An enthrallingly silly comedy-thriller from the Disney stable when kids movies didn’t have to try too hard, and hence ended up all the better for their easy charm and lightness of touch. Here the, certainly, highly original concept is that a pair of gung-ho nannies (a formidable duo) get their hands on a Brontosaurus skeleton perched on the back of a lorry (it’s a long story) and hurtle about the London streets with a typically exuberant Peter Ustinov as the rather dubiously stereotyped Chinese villain Hnup giving chase. The clue is that there is a microfilm with valuable secrets sequestered somewhere in the bones.

The central joke, in fact, is not that a dinosaur is stalking the streets of a spurious 1950s London, but that some genteel English dears (the magnificently dotty Helen Hayes and Carry On stalwart Joan Sims) are taking on dastardly Chinese agents. A delightful set-up leaning toward the canny mismatch of Ealing’s The Ladykillers.

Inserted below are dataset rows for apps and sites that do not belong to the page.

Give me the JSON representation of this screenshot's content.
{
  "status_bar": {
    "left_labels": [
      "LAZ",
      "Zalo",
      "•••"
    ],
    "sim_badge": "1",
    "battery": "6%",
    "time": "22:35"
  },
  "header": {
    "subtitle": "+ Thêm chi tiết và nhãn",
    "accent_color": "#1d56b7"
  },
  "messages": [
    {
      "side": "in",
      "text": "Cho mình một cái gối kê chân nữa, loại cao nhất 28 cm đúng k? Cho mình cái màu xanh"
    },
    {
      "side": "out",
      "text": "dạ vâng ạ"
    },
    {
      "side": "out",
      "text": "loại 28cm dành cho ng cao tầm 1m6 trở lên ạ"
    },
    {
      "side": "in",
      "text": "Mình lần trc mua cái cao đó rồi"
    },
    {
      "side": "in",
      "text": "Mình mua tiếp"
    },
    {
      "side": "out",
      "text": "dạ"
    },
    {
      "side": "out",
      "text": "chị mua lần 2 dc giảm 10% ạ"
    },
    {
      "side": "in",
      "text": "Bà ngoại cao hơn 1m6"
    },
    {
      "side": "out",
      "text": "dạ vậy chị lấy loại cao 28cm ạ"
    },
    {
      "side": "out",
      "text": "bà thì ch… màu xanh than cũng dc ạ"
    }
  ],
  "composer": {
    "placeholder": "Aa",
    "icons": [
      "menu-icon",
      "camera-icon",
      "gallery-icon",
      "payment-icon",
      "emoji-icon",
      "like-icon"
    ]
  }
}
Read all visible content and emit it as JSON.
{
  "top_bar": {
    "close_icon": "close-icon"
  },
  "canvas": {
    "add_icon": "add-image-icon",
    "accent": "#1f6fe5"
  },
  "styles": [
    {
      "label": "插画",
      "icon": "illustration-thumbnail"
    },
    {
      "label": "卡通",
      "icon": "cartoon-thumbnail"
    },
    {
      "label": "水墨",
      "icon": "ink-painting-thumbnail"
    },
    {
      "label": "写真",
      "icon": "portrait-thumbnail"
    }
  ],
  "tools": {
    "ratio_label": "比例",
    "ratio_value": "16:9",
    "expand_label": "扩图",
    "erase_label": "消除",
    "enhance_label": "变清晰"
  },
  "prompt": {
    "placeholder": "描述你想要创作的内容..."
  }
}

It’s all as slight as a breeze, somewhere shy of fellow nanny-epics The Sound Of Music and Bedknobs And Broomsticks, but for what it lacks in ambition it makes up for in hearty spirit and unassuming wit.

Sweet and light as a feather comedy from the Ealing studios.